Who Will Die Last? Stories of Life in Israel
by David Ehrlich
Syracuse Univ. Press. 154 pages, $19.95
STAND IN LINE to enter a movie theater in Israel, and it’s a good bet the stranger behind you will enter your conversation to offer an opinion about whatever you’re discussing with your date. Israel is small enough to view itself as a family. Indeed, Israeli society is personal in a way that erases personal boundaries. To us Israelis, your business is my business, never mind that we’ve just met; I just want to help. In a country where the ethos of family prevails over formality, being openly gay means everyone around you will have something to say about it, often affirmingly. After all, if little else is your own business, why would being gay be?
Such is the sociological landscape for the seven short stories about gay life in Israel that appear among the 21 in Who Will Die Last? by the gay Israeli author David Ehrlich. Ehrlich, who is 54, is also the owner of Tmol Shilshom, a café in Jerusalem that’s popular with literary types.

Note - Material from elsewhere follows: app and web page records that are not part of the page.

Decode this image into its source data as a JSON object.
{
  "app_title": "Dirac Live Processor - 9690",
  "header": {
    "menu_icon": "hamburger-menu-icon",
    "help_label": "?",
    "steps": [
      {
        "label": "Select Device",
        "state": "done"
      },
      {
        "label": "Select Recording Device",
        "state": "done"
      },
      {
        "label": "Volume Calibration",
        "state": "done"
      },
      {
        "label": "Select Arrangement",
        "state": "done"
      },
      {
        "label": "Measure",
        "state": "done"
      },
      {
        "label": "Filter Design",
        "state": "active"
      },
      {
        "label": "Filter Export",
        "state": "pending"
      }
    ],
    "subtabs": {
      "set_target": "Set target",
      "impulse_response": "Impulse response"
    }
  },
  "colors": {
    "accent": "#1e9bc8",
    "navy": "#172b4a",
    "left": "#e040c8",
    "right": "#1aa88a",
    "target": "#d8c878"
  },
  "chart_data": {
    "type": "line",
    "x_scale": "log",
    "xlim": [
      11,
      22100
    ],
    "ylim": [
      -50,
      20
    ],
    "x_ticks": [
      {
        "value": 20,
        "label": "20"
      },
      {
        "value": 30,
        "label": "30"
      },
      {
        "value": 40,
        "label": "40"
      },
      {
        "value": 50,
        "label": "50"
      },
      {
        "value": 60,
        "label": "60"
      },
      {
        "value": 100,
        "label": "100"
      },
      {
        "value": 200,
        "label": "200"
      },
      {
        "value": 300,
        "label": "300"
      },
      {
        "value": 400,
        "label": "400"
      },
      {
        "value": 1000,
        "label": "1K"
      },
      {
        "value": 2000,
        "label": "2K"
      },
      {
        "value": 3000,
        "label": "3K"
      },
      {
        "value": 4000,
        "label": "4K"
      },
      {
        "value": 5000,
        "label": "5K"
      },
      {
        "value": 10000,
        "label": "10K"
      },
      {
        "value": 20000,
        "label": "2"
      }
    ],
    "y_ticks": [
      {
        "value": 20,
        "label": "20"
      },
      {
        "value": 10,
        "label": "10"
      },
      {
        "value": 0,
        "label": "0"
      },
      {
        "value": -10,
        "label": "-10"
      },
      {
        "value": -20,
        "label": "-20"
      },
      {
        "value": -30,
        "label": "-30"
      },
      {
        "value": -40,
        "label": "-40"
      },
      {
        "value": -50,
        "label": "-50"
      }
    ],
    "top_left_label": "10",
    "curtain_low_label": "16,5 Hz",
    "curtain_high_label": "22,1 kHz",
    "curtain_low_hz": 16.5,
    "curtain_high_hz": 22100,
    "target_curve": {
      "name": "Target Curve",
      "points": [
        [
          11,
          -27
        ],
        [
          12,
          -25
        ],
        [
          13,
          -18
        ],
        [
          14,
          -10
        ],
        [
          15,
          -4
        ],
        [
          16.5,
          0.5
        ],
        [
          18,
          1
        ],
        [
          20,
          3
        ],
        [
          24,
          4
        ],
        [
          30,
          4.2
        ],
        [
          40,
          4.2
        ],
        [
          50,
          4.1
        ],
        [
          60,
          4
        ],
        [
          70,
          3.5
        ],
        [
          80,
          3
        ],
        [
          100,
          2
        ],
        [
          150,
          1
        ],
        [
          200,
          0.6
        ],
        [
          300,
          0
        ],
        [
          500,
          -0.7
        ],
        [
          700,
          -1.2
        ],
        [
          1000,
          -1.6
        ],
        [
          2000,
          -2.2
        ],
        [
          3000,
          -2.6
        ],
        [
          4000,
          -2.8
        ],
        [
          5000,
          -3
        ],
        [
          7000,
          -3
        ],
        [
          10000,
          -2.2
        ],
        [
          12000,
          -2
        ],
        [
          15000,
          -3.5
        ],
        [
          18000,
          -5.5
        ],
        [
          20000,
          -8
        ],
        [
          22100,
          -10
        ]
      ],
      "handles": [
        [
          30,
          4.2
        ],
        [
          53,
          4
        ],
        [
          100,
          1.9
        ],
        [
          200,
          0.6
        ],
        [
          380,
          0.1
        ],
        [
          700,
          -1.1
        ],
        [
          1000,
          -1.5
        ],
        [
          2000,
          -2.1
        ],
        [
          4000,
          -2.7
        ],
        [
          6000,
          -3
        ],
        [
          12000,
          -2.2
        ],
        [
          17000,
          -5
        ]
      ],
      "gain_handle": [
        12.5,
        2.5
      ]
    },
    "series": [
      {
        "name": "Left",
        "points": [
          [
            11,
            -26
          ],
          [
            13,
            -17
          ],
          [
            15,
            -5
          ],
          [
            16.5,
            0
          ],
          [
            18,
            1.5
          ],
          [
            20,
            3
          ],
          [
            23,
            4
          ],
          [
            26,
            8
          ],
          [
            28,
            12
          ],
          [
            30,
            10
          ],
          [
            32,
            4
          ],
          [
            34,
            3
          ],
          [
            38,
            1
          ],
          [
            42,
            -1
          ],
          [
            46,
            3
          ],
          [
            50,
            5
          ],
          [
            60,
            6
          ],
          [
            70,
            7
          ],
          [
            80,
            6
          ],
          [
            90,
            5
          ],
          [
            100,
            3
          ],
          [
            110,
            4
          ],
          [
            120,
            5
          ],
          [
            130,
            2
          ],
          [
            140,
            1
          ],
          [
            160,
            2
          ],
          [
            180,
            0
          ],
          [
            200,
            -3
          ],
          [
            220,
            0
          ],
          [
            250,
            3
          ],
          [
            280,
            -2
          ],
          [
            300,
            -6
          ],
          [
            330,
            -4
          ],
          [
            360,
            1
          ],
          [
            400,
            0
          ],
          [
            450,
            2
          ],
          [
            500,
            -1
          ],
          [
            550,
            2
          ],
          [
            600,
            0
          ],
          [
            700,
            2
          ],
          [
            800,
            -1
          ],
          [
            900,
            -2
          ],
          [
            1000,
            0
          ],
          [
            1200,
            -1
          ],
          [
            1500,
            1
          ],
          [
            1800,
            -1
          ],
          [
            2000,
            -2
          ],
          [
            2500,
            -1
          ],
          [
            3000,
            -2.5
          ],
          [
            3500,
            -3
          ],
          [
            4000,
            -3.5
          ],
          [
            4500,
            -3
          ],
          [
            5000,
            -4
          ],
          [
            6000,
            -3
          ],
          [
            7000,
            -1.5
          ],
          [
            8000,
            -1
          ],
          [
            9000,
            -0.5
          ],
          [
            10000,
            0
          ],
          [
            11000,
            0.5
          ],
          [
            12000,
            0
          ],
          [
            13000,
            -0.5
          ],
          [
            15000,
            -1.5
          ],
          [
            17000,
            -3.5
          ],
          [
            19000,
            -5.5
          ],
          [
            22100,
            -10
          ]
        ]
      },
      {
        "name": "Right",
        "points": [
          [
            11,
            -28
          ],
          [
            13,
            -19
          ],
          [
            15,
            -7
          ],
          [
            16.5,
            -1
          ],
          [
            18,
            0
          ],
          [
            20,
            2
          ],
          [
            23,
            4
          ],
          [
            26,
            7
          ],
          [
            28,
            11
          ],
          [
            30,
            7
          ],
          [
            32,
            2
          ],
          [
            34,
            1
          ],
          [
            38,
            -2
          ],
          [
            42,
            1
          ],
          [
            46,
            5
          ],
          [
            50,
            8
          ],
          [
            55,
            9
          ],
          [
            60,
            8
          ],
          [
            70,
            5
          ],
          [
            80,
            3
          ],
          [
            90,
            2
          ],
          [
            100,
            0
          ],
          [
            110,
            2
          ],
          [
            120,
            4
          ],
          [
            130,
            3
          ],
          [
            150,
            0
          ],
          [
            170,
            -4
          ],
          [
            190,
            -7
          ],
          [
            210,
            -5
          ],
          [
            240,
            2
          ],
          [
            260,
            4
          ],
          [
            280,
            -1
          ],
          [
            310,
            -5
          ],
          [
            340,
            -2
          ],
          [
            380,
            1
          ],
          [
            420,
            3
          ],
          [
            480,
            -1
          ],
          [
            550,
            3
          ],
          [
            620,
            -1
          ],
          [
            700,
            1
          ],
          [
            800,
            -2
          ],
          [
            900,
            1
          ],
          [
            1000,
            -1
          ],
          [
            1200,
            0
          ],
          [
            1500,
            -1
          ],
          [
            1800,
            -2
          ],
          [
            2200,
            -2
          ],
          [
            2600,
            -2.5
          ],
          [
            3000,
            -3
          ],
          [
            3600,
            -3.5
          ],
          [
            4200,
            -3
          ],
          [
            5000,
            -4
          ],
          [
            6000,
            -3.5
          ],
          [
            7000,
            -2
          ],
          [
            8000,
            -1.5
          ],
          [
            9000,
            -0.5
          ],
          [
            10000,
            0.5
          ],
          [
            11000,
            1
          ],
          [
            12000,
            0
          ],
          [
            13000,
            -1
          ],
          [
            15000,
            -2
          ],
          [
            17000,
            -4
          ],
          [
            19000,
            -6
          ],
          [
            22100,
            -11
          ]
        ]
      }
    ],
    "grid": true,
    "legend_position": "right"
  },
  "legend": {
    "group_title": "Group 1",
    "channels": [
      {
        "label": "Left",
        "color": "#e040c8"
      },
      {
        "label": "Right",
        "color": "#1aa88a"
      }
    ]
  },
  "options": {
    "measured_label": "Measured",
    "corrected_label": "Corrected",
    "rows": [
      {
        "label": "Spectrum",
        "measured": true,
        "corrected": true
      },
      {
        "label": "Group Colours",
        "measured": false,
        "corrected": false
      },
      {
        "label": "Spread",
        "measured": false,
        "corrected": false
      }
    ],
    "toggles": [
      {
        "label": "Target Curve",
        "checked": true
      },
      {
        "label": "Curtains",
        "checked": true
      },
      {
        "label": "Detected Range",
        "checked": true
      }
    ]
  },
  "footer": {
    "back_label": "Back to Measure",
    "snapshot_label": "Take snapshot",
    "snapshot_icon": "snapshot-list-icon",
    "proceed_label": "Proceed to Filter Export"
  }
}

Yoav Sivan is an Israeli journalist based in New York. He maintains a website at www.YoavSivan.com.